Sustaining the level of deal flow surrounding traditional renewables platforms might be difficult in the near term given the level of consolidation that has already occurred across Europe.

"I don't see the right [operating] volume in the existing platforms today," Asensio said. "[They] need to become more mature in order for third parties to have the appetite to buy."

However, opportunities are now emerging in nascent sectors like floating wind, electric vehicle charging and other clean technology companies. "There is enough that is created new companies, new pipelines, new ideas that the number of platforms is still continuing to increase," Green Giraffe's Weber said in an interview.

New types of deals — beyond just traditional acquisitions — are also appearing, including early-stage partnerships combining smaller players and heavyweight investors.

"We see more and more M&A transactions that are ... almost cooperation agreements between a local partner that knows everything that needs to be done [in project development] and an international, deep-pocketed, strategic player," Weber said.

'Piles of cash'

Such opportunities could appeal to oil supermajors which, as a result of high gas and electricity prices, "are sitting on piles of cash" that needs to be invested, according to Sunny Aurora, a partner in the power and utilities team at consultancy EY.

"My personal view is that in the drive toward electrification, you will see a lot more investment [in renewables] from companies like these," he said in an interview.

The likes of BP PLC and TotalEnergies SE are going big on offshore wind and have also bought development companies in the past to organically grow their renewable power portfolios.
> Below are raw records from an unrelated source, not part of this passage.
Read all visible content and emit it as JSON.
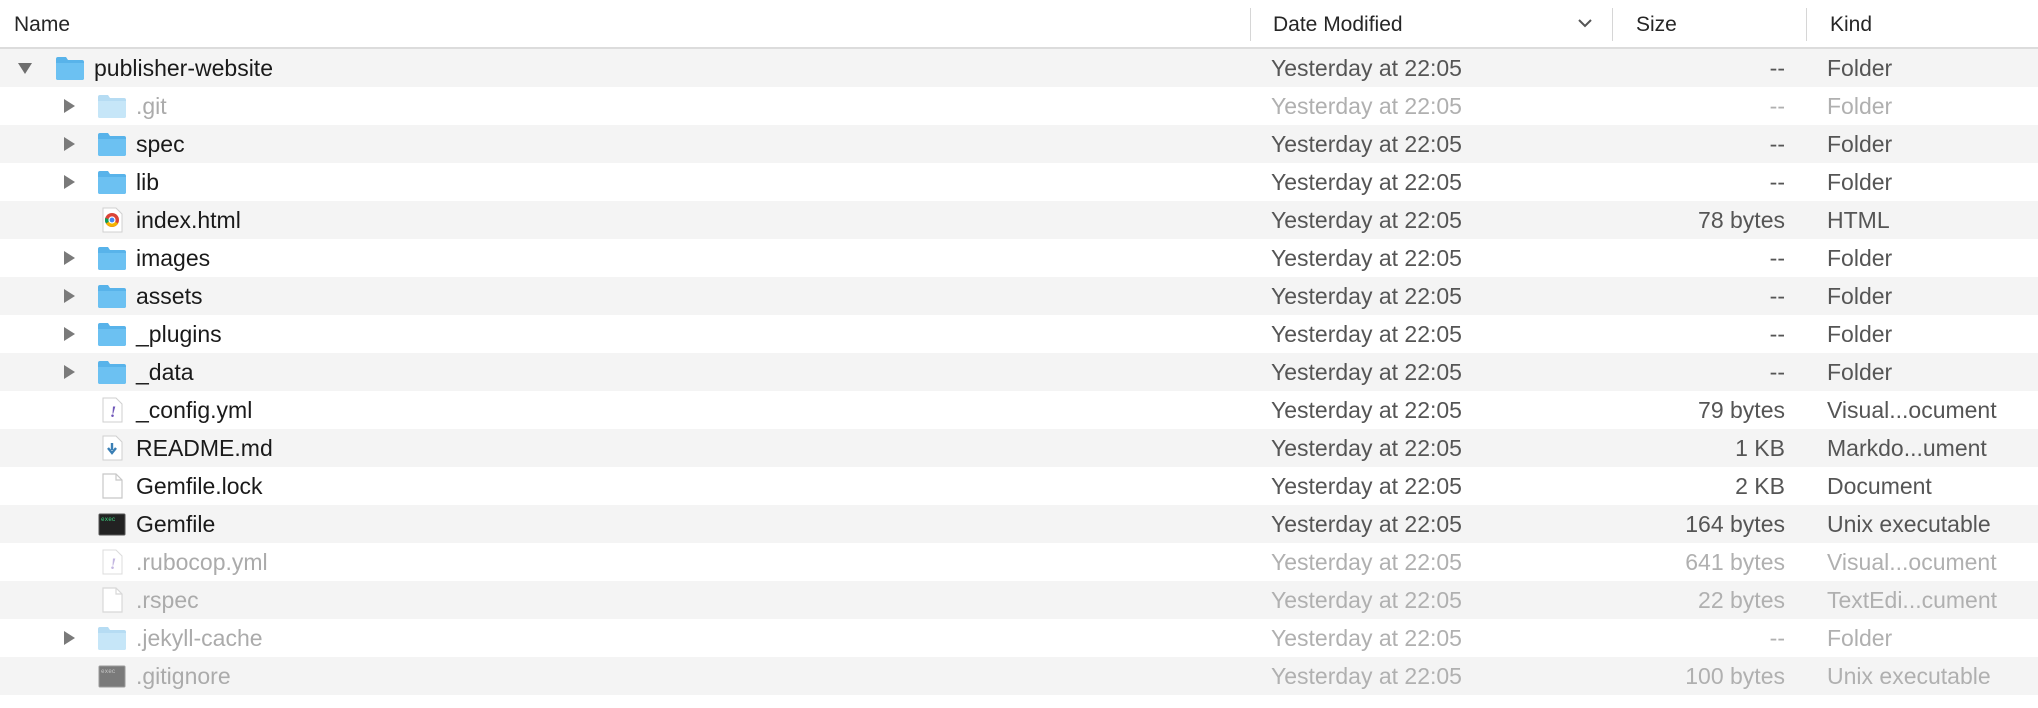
{
  "columns": {
    "name": "Name",
    "date_modified": "Date Modified",
    "size": "Size",
    "kind": "Kind"
  },
  "colors": {
    "folder": "#6cc1f2",
    "folder_light": "#c6e6f8",
    "alt_row": "#f4f4f4",
    "dim_text": "#ababab"
  },
  "rows": [
    {
      "name": "publisher-website",
      "date": "Yesterday at 22:05",
      "size": "--",
      "kind": "Folder",
      "icon": "folder-icon",
      "disclosure": "expanded",
      "level": 0,
      "dim": false
    },
    {
      "name": ".git",
      "date": "Yesterday at 22:05",
      "size": "--",
      "kind": "Folder",
      "icon": "folder-icon",
      "disclosure": "collapsed",
      "level": 1,
      "dim": true
    },
    {
      "name": "spec",
      "date": "Yesterday at 22:05",
      "size": "--",
      "kind": "Folder",
      "icon": "folder-icon",
      "disclosure": "collapsed",
      "level": 1,
      "dim": false
    },
    {
      "name": "lib",
      "date": "Yesterday at 22:05",
      "size": "--",
      "kind": "Folder",
      "icon": "folder-icon",
      "disclosure": "collapsed",
      "level": 1,
      "dim": false
    },
    {
      "name": "index.html",
      "date": "Yesterday at 22:05",
      "size": "78 bytes",
      "kind": "HTML",
      "icon": "chrome-html-icon",
      "disclosure": "none",
      "level": 1,
      "dim": false
    },
    {
      "name": "images",
      "date": "Yesterday at 22:05",
      "size": "--",
      "kind": "Folder",
      "icon": "folder-icon",
      "disclosure": "collapsed",
      "level": 1,
      "dim": false
    },
    {
      "name": "assets",
      "date": "Yesterday at 22:05",
      "size": "--",
      "kind": "Folder",
      "icon": "folder-icon",
      "disclosure": "collapsed",
      "level": 1,
      "dim": false
    },
    {
      "name": "_plugins",
      "date": "Yesterday at 22:05",
      "size": "--",
      "kind": "Folder",
      "icon": "folder-icon",
      "disclosure": "collapsed",
      "level": 1,
      "dim": false
    },
    {
      "name": "_data",
      "date": "Yesterday at 22:05",
      "size": "--",
      "kind": "Folder",
      "icon": "folder-icon",
      "disclosure": "collapsed",
      "level": 1,
      "dim": false
    },
    {
      "name": "_config.yml",
      "date": "Yesterday at 22:05",
      "size": "79 bytes",
      "kind": "Visual...ocument",
      "icon": "yaml-file-icon",
      "disclosure": "none",
      "level": 1,
      "dim": false
    },
    {
      "name": "README.md",
      "date": "Yesterday at 22:05",
      "size": "1 KB",
      "kind": "Markdo...ument",
      "icon": "markdown-file-icon",
      "disclosure": "none",
      "level": 1,
      "dim": false
    },
    {
      "name": "Gemfile.lock",
      "date": "Yesterday at 22:05",
      "size": "2 KB",
      "kind": "Document",
      "icon": "document-icon",
      "disclosure": "none",
      "level": 1,
      "dim": false
    },
    {
      "name": "Gemfile",
      "date": "Yesterday at 22:05",
      "size": "164 bytes",
      "kind": "Unix executable",
      "icon": "terminal-exec-icon",
      "disclosure": "none",
      "level": 1,
      "dim": false
    },
    {
      "name": ".rubocop.yml",
      "date": "Yesterday at 22:05",
      "size": "641 bytes",
      "kind": "Visual...ocument",
      "icon": "yaml-file-icon",
      "disclosure": "none",
      "level": 1,
      "dim": true
    },
    {
      "name": ".rspec",
      "date": "Yesterday at 22:05",
      "size": "22 bytes",
      "kind": "TextEdi...cument",
      "icon": "document-icon",
      "disclosure": "none",
      "level": 1,
      "dim": true
    },
    {
      "name": ".jekyll-cache",
      "date": "Yesterday at 22:05",
      "size": "--",
      "kind": "Folder",
      "icon": "folder-icon",
      "disclosure": "collapsed",
      "level": 1,
      "dim": true
    },
    {
      "name": ".gitignore",
      "date": "Yesterday at 22:05",
      "size": "100 bytes",
      "kind": "Unix executable",
      "icon": "terminal-exec-icon",
      "disclosure": "none",
      "level": 1,
      "dim": true
    }
  ]
}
The companies have targets to reach 50 GW and 100 GW of renewables capacity, respectively, by 2030.

Utilities and oil companies "can cover even more of the value chain" than purely financial investors, according to Francesco Cacciabue, partner and CFO at renewables fund manager Glennmont Partners, including areas like distribution and retail supply.

Buying or partnering with specialist development teams "gives them firepower in terms of megawatts," Cacciabue said in an interview.